Consider the sequence of times \{t_0 = 0, t_1, t_2, \dots , t_n\} for which a sequence of swaps are quoted on the markets, with swap rates X_i for the swap running from t_0 up to t_i. We can back out the discount factor at each time as follows:

    \[X_0 = {Z(0,0) - Z(0,t_1) \over \tau \cdot Z(0,t_1)}\]

    \[\Rightarrow Z(0,t_1) = {1 \over 1 + \tau X_0 }\]

    \[X_1 = {Z(0,0) - Z(0,t_2) \over \tau \big(Z(0,t_1) + Z(0,t_2)\big) }\]

    \[\Rightarrow Z(0,t_2) = {1 - \tau \cdot X_1 \cdot Z(0,t_1) \over 1 + \tau X_1}\]

and we can see from this the general procedure, calculating another ZCB from each successive swap rate using the expression

    \[Z(0,t_i) = {1 - \sum_{i=1}^{i-1} \big(\tau \cdot X_i \cdot Z(0,t_i) \big) \over 1 + \tau X_{i-1}}\]

These swaps and ZCBs are called co-initial because they both started at the same time t_0.

Now imagine that instead the swaps X_i have the first fixing at time t_i and their final fixing at time t_n for 0 \leq i < n – such swaps are called co-terminal swaps as they start at different times but finish at the same one.

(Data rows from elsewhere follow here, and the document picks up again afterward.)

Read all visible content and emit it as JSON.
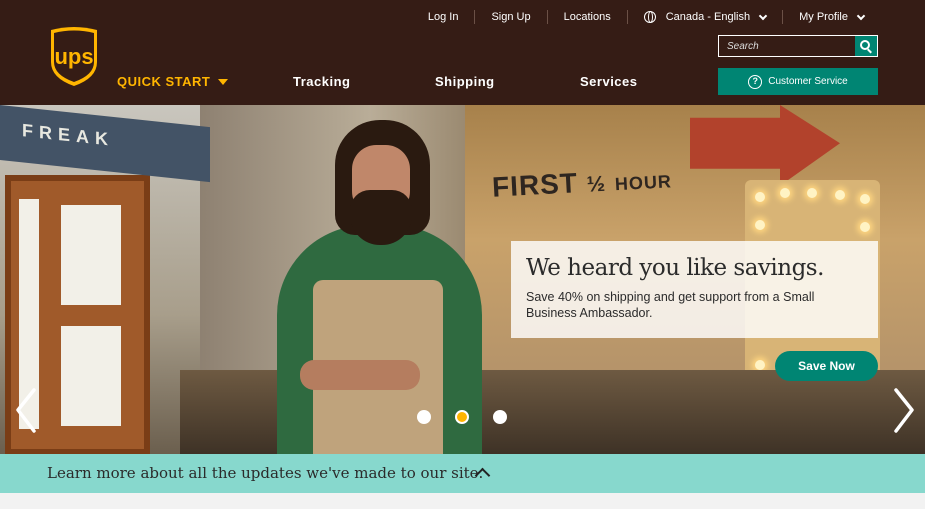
{
  "brand": {
    "logo_text": "ups",
    "colors": {
      "brown": "#351c15",
      "gold": "#ffb500",
      "teal": "#008573",
      "mint": "#87d8cd"
    }
  },
  "utility_nav": {
    "login": "Log In",
    "signup": "Sign Up",
    "locations": "Locations",
    "language": "Canada - English",
    "profile": "My Profile"
  },
  "search": {
    "placeholder": "Search",
    "icon": "search-icon"
  },
  "main_nav": {
    "quick_start": "QUICK START",
    "items": [
      "Tracking",
      "Shipping",
      "Services"
    ]
  },
  "customer_service": {
    "label": "Customer Service",
    "icon": "question-circle-icon"
  },
  "hero": {
    "sign_text": "FREAK",
    "first_half_hour": "FIRST",
    "half": "½",
    "hour": "HOUR",
    "promo_title": "We heard you like savings.",
    "promo_text": "Save 40% on shipping and get support from a Small Business Ambassador.",
    "cta": "Save Now",
    "carousel": {
      "slides": 3,
      "active": 2
    }
  },
  "notice": {
    "text": "Learn more about all the updates we've made to our site."
  }
}
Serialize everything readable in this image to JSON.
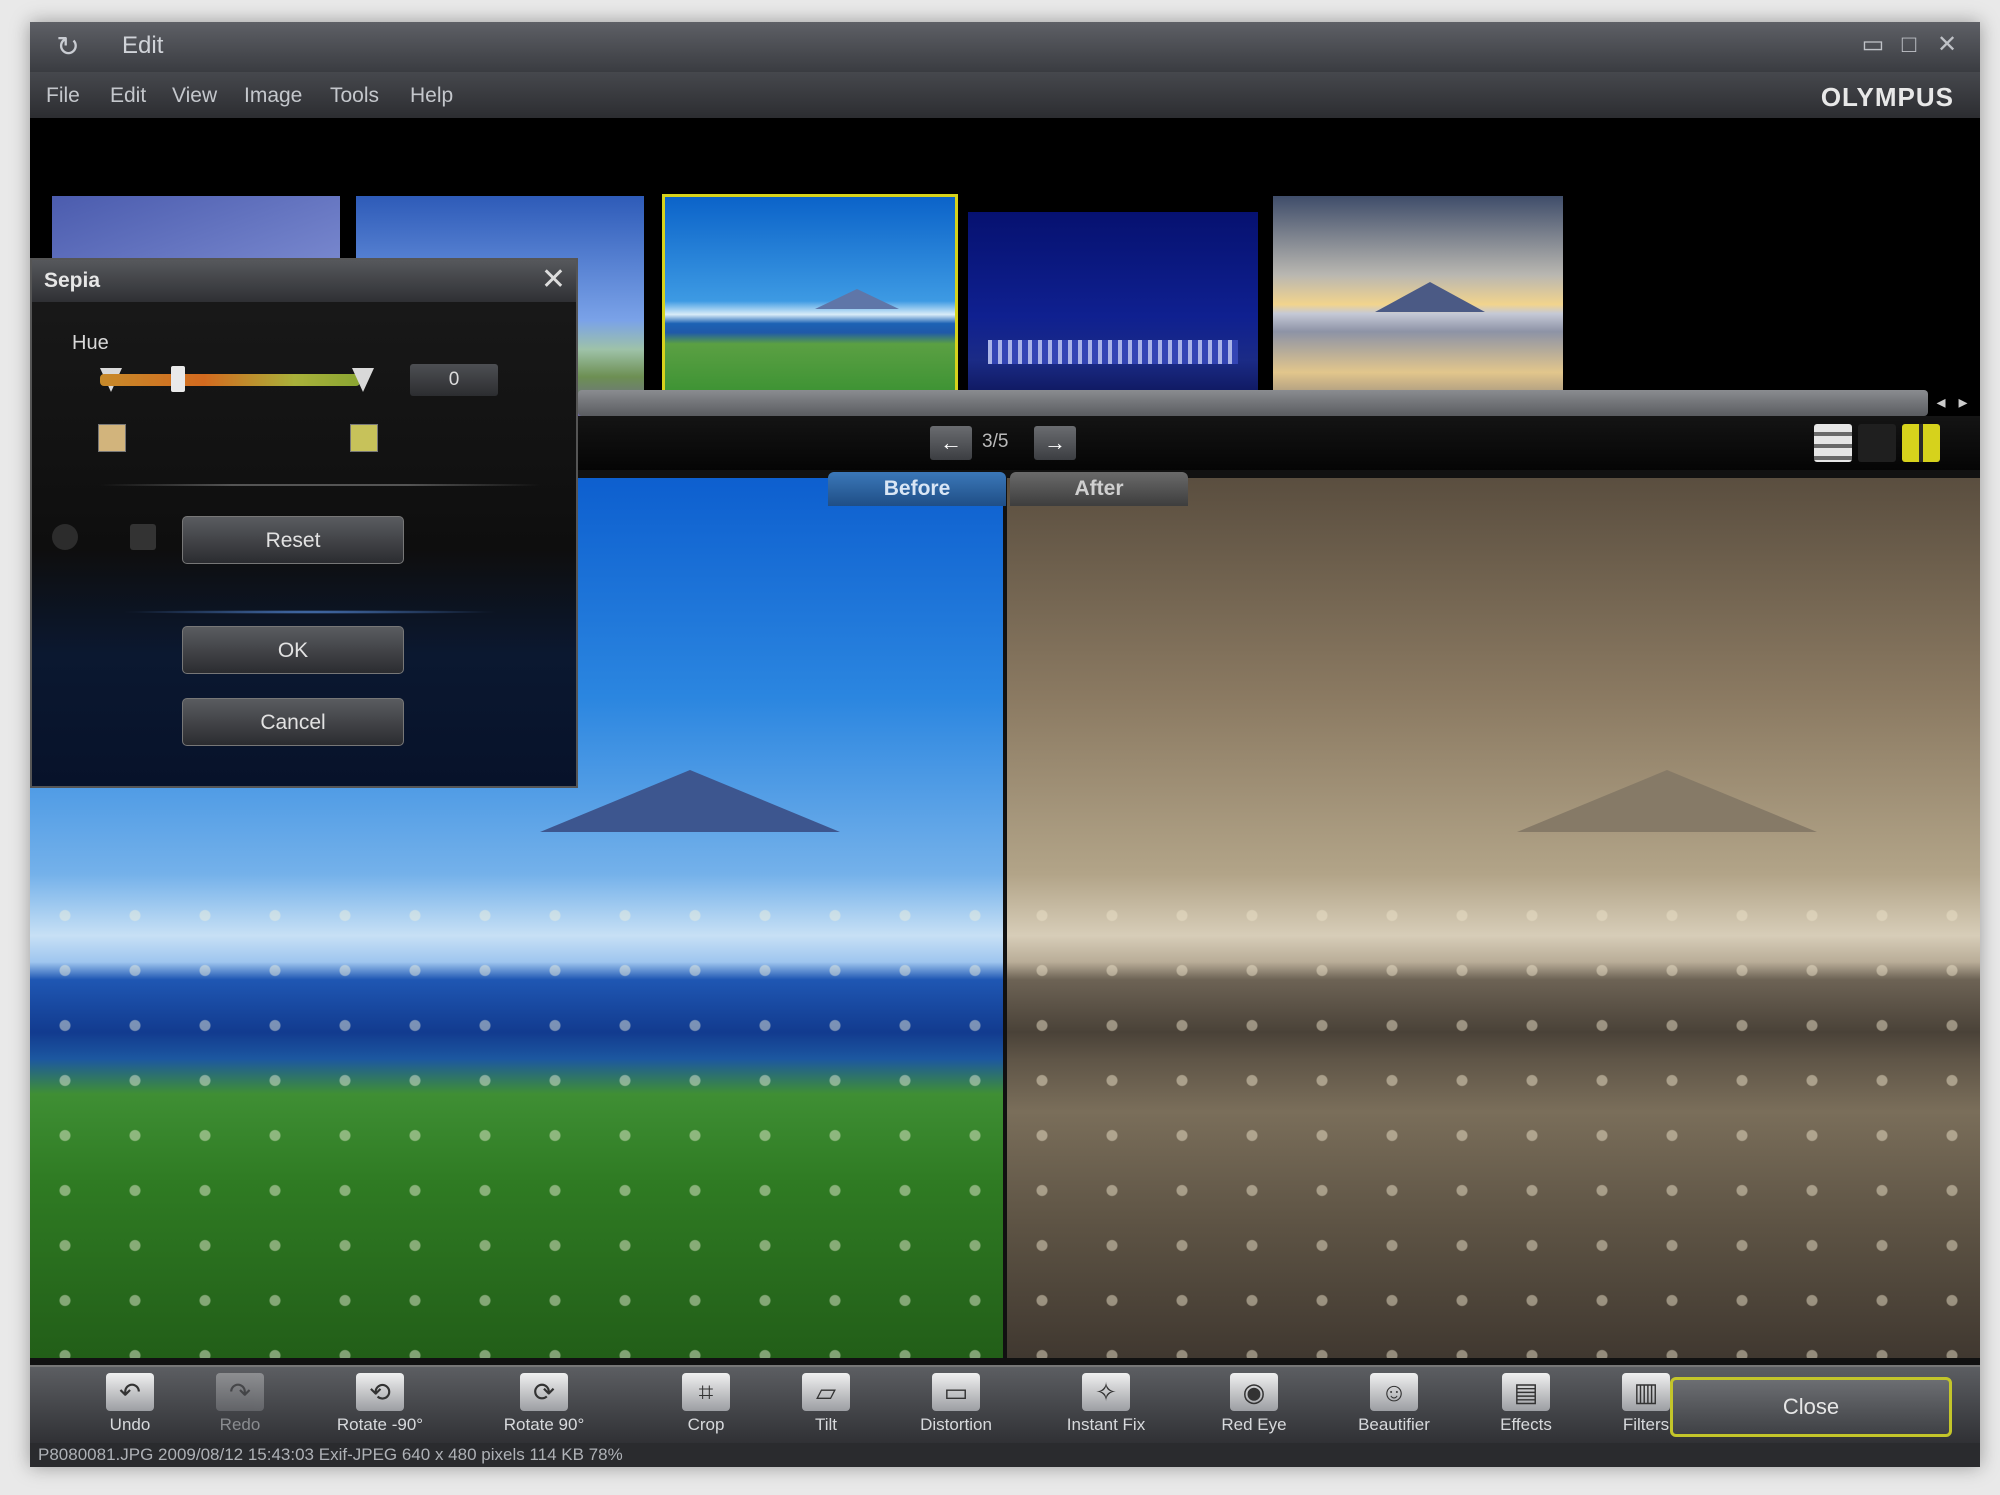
{
  "window": {
    "title": "Edit",
    "brand": "OLYMPUS"
  },
  "menu": [
    "File",
    "Edit",
    "View",
    "Image",
    "Tools",
    "Help"
  ],
  "navigation": {
    "page_count": "3/5"
  },
  "compare": {
    "before_label": "Before",
    "after_label": "After"
  },
  "dialog": {
    "title": "Sepia",
    "hue_label": "Hue",
    "hue_value": "0",
    "hue_slider_position": 0.3,
    "reset_label": "Reset",
    "ok_label": "OK",
    "cancel_label": "Cancel"
  },
  "toolbar": {
    "tools": [
      "Undo",
      "Redo",
      "Rotate -90°",
      "Rotate 90°",
      "Crop",
      "Tilt",
      "Distortion",
      "Instant Fix",
      "Red Eye",
      "Beautifier",
      "Effects",
      "Filters"
    ],
    "close_label": "Close"
  },
  "status": "P8080081.JPG   2009/08/12 15:43:03   Exif-JPEG   640 x 480 pixels   114 KB   78%"
}
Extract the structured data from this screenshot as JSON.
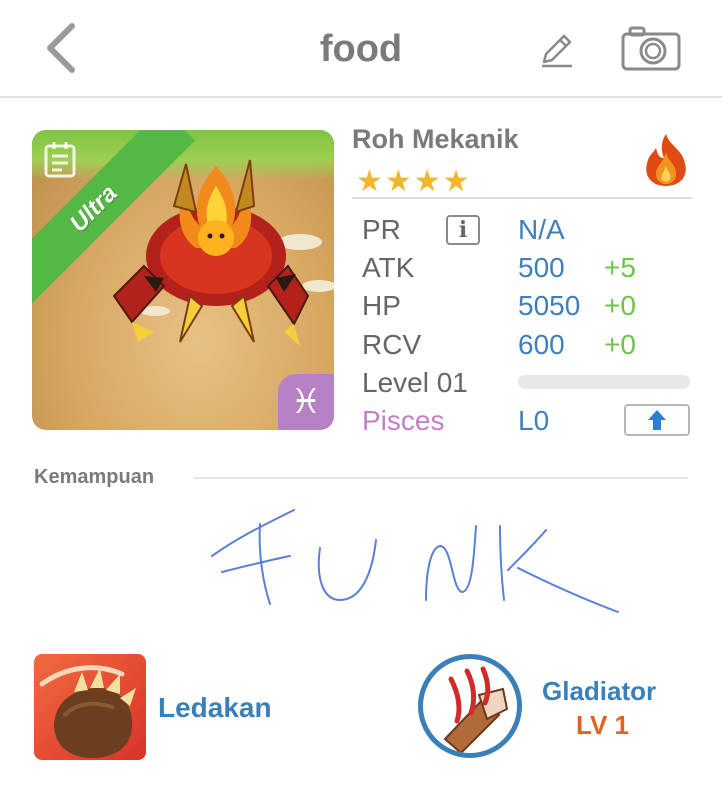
{
  "header": {
    "title": "food",
    "back_icon": "chevron-left-icon",
    "edit_icon": "pencil-icon",
    "camera_icon": "camera-icon"
  },
  "card": {
    "rarity": "Ultra",
    "zodiac_symbol": "♓",
    "colors": {
      "ribbon": "#54b844",
      "zodiac_badge": "#b781c5"
    }
  },
  "monster": {
    "name": "Roh Mekanik",
    "stars": "★★★★",
    "element_icon": "fire-icon"
  },
  "stats": {
    "pr": {
      "label": "PR",
      "value": "N/A"
    },
    "atk": {
      "label": "ATK",
      "value": "500",
      "bonus": "+5"
    },
    "hp": {
      "label": "HP",
      "value": "5050",
      "bonus": "+0"
    },
    "rcv": {
      "label": "RCV",
      "value": "600",
      "bonus": "+0"
    },
    "level": {
      "label": "Level 01",
      "progress": 0
    },
    "zodiac": {
      "label": "Pisces",
      "value": "L0"
    }
  },
  "skills": {
    "section_title": "Kemampuan",
    "active": {
      "name": "Ledakan"
    },
    "leader": {
      "name": "Gladiator",
      "level": "LV 1"
    }
  },
  "colors": {
    "value_blue": "#3f7fbf",
    "bonus_green": "#6ec44a",
    "pisces_purple": "#c27fc3",
    "level_orange": "#e0641f"
  }
}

Once again we can calculate the discount factors up to a constant factor, this time by working backwards:

    \[X_{n-1} = {Z(0,t_{n-1}) - Z(0,t_n) \over \tau \cdot Z(0,t_n)}\]

    \[\Rightarrow Z(0,t_{n-1}) = Z(0,t_n)\cdot\big( { 1 + \tau X_{n-1} }\big)\]

    \[X_{n-2} = {Z(0,t_{n-2}) - Z(0,t_n) \over \tau \big(Z(0,t_{n-1}) + Z(0,t_n)\big) }\]

    \[\Rightarrow Z(0,t_{n-2}) = Z(0,t_{n})\big( 1 + \tau X_{n-2} ( 1 + \tau X_{n-1}) \big)\]

and so on, the dcfs can be backed out.

To specify the exact values of co-terminal swaps, we need to know at least one dcf exactly. In general the co-initial case will also require this – I implicitly assumed that they started fixing at t=0 where we know Z(0,0) = 1, but for general co-initial swaps we would also have this issue.